Mentor and Coach


Dave Kinnear1-On Leadership

Mentor and Coach

A New Word:

Back in 2005, during a leadership training class, I heard a new word, “Carefrontational.” I thought, “Wow! What a great word.” Very little further explanation was given. The instructor just used the word and knew we’d understand what was meant.

I’m sure it is also apparent to you as well. Just in case, what we mean is that as leaders, we will confront inappropriate behavior, lack of performance, or learning opportunity without hesitation. And, we will do that with compassion and care. So, the concatenation of caring and confrontational yields Carefrontational.

That training session back in 2005 spent a great deal of time around emotional intelligence, caring, compassion and communication. Interestingly, that is a theme that continues in the leadership training to this day.


As you would expect, being carefrontational requires an environment built on trust. If I believe you have my best interest at heart, I will be able to hear the carefrontational discussion productively.

If I’m in a safe environment, then I know that an honest mistake is a learning experience rather than a termination event. Most growth mindset employees will look forward to honest feedback about their performance. Fixed mindset employees may need a bit more care in navigating them through the person versus actions/behavior maze. Either way, these conversations must be timely.


It’s always important to give feedback — positive or negative — in a timely fashion. That is why there is a trend to do away with the annual performance review. What good is it to wait for a whole year to correct or appreciate our employees? That is and always has been a bit ridiculous. I think it was born out of a need to justify salary increases or lack thereof. Still, it’s very ill-advised to wait for feedback or dredge up history. So disconnecting performance feedback and salary discussion is also a trend.


This all fits well with the need to hold people accountable.
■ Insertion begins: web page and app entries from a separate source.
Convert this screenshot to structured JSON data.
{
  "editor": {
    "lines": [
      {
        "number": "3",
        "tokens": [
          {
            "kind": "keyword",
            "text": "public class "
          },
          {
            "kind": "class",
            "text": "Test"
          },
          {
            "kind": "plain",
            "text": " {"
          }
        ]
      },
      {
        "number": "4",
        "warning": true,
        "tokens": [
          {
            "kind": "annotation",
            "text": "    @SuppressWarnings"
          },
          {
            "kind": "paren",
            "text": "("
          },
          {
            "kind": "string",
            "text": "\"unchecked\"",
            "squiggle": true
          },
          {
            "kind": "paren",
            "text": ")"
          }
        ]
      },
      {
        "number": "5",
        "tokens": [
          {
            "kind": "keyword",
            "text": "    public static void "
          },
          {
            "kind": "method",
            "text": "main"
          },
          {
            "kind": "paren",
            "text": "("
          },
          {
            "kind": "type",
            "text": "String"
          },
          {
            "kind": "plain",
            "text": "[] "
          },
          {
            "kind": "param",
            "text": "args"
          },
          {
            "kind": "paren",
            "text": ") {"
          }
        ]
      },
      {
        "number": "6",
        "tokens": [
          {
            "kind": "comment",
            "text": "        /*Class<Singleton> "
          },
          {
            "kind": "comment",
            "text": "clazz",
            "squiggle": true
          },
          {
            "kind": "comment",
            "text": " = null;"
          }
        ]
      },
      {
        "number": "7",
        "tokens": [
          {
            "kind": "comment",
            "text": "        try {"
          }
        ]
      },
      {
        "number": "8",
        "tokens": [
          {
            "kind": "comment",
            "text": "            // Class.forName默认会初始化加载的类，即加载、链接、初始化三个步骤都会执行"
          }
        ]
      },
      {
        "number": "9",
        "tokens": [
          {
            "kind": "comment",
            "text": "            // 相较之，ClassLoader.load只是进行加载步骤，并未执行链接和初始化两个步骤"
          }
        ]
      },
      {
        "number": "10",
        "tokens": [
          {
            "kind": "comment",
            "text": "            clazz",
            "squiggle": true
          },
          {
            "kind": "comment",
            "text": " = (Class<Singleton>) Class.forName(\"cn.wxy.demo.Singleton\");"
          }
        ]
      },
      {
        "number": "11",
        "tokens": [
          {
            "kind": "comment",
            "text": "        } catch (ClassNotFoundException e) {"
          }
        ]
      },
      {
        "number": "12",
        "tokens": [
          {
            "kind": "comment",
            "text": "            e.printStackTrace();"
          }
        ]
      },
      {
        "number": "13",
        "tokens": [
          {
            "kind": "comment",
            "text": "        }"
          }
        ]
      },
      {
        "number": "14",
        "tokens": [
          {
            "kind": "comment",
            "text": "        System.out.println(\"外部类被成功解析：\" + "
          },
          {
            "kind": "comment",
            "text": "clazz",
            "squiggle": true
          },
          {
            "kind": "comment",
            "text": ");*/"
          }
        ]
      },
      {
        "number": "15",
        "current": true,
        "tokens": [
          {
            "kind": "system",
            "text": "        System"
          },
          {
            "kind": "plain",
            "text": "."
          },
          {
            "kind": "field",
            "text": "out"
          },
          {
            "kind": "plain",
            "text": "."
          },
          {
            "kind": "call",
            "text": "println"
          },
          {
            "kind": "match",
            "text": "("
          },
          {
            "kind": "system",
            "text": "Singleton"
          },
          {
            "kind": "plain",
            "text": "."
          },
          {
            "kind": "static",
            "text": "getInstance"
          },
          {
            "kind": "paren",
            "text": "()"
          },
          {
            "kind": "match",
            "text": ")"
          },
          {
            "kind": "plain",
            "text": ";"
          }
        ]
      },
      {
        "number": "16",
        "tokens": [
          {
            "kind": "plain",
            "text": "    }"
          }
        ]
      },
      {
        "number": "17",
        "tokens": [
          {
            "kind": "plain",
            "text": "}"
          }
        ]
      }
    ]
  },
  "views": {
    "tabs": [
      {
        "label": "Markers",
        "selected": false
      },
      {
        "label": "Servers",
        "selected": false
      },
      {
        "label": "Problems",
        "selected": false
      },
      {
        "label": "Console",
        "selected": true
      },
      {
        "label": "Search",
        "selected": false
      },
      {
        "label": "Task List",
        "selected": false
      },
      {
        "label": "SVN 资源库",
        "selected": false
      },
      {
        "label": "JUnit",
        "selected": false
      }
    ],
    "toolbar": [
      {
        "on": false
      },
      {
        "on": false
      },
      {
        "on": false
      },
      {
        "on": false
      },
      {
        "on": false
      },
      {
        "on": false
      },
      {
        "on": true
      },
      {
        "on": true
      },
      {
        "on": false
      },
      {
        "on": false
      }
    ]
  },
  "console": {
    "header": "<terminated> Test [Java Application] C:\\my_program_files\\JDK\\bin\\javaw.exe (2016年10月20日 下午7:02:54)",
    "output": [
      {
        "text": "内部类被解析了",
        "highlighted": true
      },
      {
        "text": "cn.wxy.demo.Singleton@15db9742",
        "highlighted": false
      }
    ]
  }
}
As a leader, I hold myself and my team accountable. And, carefrontational conversations allow us to do just that without creating a culture of fear.

I am going back to the growth mindset for a minute. In that mindset, accountability is welcomed. Knowing that I’m going to be held accountable means, I will put in my best effort to achieve the desired outcome. If I don’t realize that outcome, I will not blame others or the environment. Instead, I will look to learn from the failure and try harder. So, how do we bring this all together?

Last Thoughts

We know that one of the more essential leadership characteristics is to be relatively high in emotional intelligence. So, carefrontational conversations should be the norm for an enlightened leader. And in my experience, that is indeed the case.

I’m told that knowledge workers need three things to be fully engaged: Autonomy, Mastery, and Purpose (Daniel Pink — Drive). Carefrontational conversations support continued individual growth (Mastery) as well as allowing for growing employee autonomy. These tough conversations can only take place in a culture that is safe, lives out the stated organization values, and provides a precise alignment with the purpose or vision.